Rick Turoczy keeps watch over businesses that are too small to fail.

As the godfather of Portland's startup scene, Turoczy says many of the companies at his incubator are still figuring out what COVID-19 means for them. "Most of them have seen no decline in revenue, because they weren't generating revenue anyway," Turoczy says.

Not everyone is suffering. This was a really good year to launch a meditation app, Turoczy says. Or an app that helps teenagers manage their mental health.

It's in character for Turoczy to find the silver lining in a pandemic—and to talk about it with bracing honesty.

For more than a decade, Rick Turoczy has been a vital connector in the Portland startup scene. His résumé runneth over, starting with his role as co-founder and manager of Portland Incubator Experiment, which last year celebrated its 10th anniversary as the granddaddy of Portland startup accelerators.

He is author of the tech blog Silicon Florist, where he opines on everything from the deal flow surrounding local startups to mental health problems among founders. He helps steer Business for a Better Portland, an independent chamber of commerce (Zepeda, who runs the startup Switchboard, co-founded the guild with him). He co-founded Built Oregon, a consumer product startup accelerator. He's at the center of conversations about the Innovation Quadrant—a collaborative project of higher-ed institutions, governments and businesses that aims to create a "center of gravity" for inventions. And he was instrumental in getting TechfestNW (the largest startup and tech event in Oregon, produced by WW) off the ground.

Throughout, he has done so with a style people describe as both supportive and savvy.

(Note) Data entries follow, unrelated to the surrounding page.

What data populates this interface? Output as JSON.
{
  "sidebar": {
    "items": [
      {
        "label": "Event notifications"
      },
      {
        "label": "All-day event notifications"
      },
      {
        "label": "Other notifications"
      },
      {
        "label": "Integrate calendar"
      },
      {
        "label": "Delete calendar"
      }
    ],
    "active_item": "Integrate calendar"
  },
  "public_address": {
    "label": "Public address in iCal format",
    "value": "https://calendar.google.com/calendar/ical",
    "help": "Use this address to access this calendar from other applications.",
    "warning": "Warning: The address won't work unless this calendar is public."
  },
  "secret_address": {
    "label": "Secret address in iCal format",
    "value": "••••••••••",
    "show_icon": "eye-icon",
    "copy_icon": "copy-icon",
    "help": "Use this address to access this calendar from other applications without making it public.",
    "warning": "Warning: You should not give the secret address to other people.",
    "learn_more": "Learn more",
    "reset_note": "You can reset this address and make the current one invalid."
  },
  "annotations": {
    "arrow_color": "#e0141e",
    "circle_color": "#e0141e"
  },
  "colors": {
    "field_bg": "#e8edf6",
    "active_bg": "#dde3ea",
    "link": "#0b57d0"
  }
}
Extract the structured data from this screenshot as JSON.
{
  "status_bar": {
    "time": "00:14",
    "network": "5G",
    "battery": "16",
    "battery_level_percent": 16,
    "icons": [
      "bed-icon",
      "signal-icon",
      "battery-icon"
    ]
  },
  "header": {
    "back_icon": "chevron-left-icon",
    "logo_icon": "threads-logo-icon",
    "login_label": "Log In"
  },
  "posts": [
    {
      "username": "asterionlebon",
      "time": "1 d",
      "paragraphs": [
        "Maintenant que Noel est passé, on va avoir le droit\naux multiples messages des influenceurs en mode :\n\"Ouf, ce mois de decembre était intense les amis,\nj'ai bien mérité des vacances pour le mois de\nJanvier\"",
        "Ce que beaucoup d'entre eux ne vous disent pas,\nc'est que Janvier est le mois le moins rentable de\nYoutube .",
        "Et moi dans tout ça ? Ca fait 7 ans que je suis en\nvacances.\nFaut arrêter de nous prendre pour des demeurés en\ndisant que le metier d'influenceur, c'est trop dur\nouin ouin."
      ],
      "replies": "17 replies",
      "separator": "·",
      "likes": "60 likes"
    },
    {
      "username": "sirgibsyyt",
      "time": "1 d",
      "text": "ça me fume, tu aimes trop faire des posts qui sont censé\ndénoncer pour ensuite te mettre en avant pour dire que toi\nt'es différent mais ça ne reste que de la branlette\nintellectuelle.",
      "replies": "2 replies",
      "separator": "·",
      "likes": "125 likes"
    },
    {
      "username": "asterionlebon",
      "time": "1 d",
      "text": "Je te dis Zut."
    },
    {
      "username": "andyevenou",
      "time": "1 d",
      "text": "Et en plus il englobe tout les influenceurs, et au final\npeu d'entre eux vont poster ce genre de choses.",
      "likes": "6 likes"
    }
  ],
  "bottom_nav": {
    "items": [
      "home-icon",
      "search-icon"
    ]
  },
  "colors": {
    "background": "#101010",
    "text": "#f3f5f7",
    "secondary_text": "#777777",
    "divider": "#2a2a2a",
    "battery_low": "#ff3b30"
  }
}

That style is being tested by COVID-19. But when we spoke to him last week, Turoczy was in good spirits. He offered a frank appraisal of which businesses will thrive in a new economy, and which ones deserve to fail.